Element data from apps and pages
----------
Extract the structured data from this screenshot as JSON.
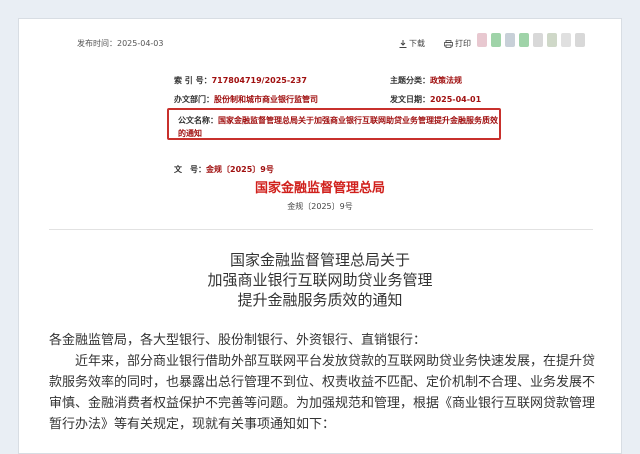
{
  "topbar": {
    "publish_date": "发布时间：2025-04-03",
    "download_label": "下载",
    "print_label": "打印",
    "download_icon": "download-icon",
    "print_icon": "printer-icon"
  },
  "meta": {
    "index_label": "索 引 号：",
    "index_value": "717804719/2025-237",
    "topic_label": "主题分类：",
    "topic_value": "政策法规",
    "office_label": "办文部门：",
    "office_value": "股份制和城市商业银行监管司",
    "date_label": "发文日期：",
    "date_value": "2025-04-01",
    "title_label": "公文名称：",
    "title_value": "国家金融监督管理总局关于加强商业银行互联网助贷业务管理提升金融服务质效的通知",
    "docno_label": "文　号：",
    "docno_value": "金规〔2025〕9号"
  },
  "document": {
    "issuer": "国家金融监督管理总局",
    "docno": "金规〔2025〕9号",
    "heading_lines": [
      "国家金融监督管理总局关于",
      "加强商业银行互联网助贷业务管理",
      "提升金融服务质效的通知"
    ],
    "salutation": "各金融监管局，各大型银行、股份制银行、外资银行、直销银行：",
    "paragraph1": "近年来，部分商业银行借助外部互联网平台发放贷款的互联网助贷业务快速发展，在提升贷款服务效率的同时，也暴露出总行管理不到位、权责收益不匹配、定价机制不合理、业务发展不审慎、金融消费者权益保护不完善等问题。为加强规范和管理，根据《商业银行互联网贷款管理暂行办法》等有关规定，现就有关事项通知如下："
  },
  "colors": {
    "accent_red": "#d0201c",
    "value_red": "#a01010",
    "highlight_border": "#c8302c"
  }
}
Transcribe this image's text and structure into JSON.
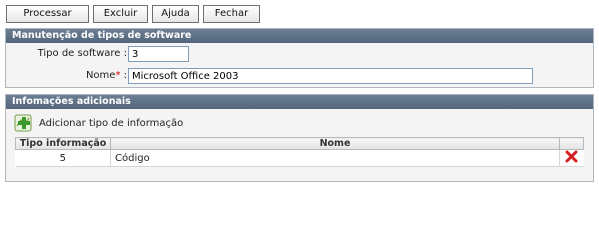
{
  "toolbar": {
    "buttons": [
      "Processar",
      "Excluir",
      "Ajuda",
      "Fechar"
    ]
  },
  "maintenance": {
    "title": "Manutenção de tipos de software",
    "type_label": "Tipo de software :",
    "type_value": "3",
    "name_label": "Nome",
    "name_required_mark": "*",
    "name_suffix": " :",
    "name_value": "Microsoft Office 2003"
  },
  "extra_info": {
    "title": "Infomações adicionais",
    "add_label": "Adicionar tipo de informação",
    "columns": [
      "Tipo informação",
      "Nome"
    ],
    "rows": [
      {
        "tipo": "5",
        "nome": "Código"
      }
    ]
  },
  "colors": {
    "section_header": "#5f7287",
    "required": "#d00000",
    "delete": "#d42020"
  },
  "icons": {
    "add": "add-plus-icon",
    "delete": "delete-x-icon"
  }
}
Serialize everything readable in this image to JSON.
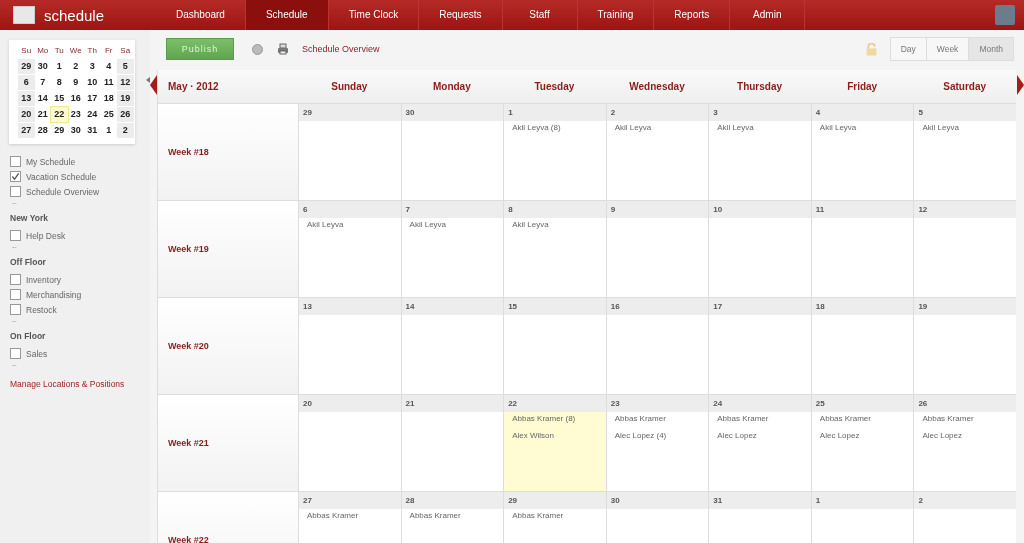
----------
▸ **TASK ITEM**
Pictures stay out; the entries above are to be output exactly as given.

▸ **ANSWER TO THIS TASK**
Extract the structured data from this screenshot as JSON.
{
  "topbar": {
    "publish_date": "发布时间：2025-04-03",
    "download_label": "下载",
    "print_label": "打印",
    "download_icon": "download-icon",
    "print_icon": "printer-icon"
  },
  "meta": {
    "index_label": "索 引 号：",
    "index_value": "717804719/2025-237",
    "topic_label": "主题分类：",
    "topic_value": "政策法规",
    "office_label": "办文部门：",
    "office_value": "股份制和城市商业银行监管司",
    "date_label": "发文日期：",
    "date_value": "2025-04-01",
    "title_label": "公文名称：",
    "title_value": "国家金融监督管理总局关于加强商业银行互联网助贷业务管理提升金融服务质效的通知",
    "docno_label": "文　号：",
    "docno_value": "金规〔2025〕9号"
  },
  "document": {
    "issuer": "国家金融监督管理总局",
    "docno": "金规〔2025〕9号",
    "heading_lines": [
      "国家金融监督管理总局关于",
      "加强商业银行互联网助贷业务管理",
      "提升金融服务质效的通知"
    ],
    "salutation": "各金融监管局，各大型银行、股份制银行、外资银行、直销银行：",
    "paragraph1": "近年来，部分商业银行借助外部互联网平台发放贷款的互联网助贷业务快速发展，在提升贷款服务效率的同时，也暴露出总行管理不到位、权责收益不匹配、定价机制不合理、业务发展不审慎、金融消费者权益保护不完善等问题。为加强规范和管理，根据《商业银行互联网贷款管理暂行办法》等有关规定，现就有关事项通知如下："
  },
  "colors": {
    "accent_red": "#d0201c",
    "value_red": "#a01010",
    "highlight_border": "#c8302c"
  }
}
Transcribe this image's text and structure into JSON.
{
  "toolbar": {
    "buttons": [
      "Processar",
      "Excluir",
      "Ajuda",
      "Fechar"
    ]
  },
  "maintenance": {
    "title": "Manutenção de tipos de software",
    "type_label": "Tipo de software :",
    "type_value": "3",
    "name_label": "Nome",
    "name_required_mark": "*",
    "name_suffix": " :",
    "name_value": "Microsoft Office 2003"
  },
  "extra_info": {
    "title": "Infomações adicionais",
    "add_label": "Adicionar tipo de informação",
    "columns": [
      "Tipo informação",
      "Nome"
    ],
    "rows": [
      {
        "tipo": "5",
        "nome": "Código"
      }
    ]
  },
  "colors": {
    "section_header": "#5f7287",
    "required": "#d00000",
    "delete": "#d42020"
  },
  "icons": {
    "add": "add-plus-icon",
    "delete": "delete-x-icon"
  }
}
Serialize everything readable in this image to JSON.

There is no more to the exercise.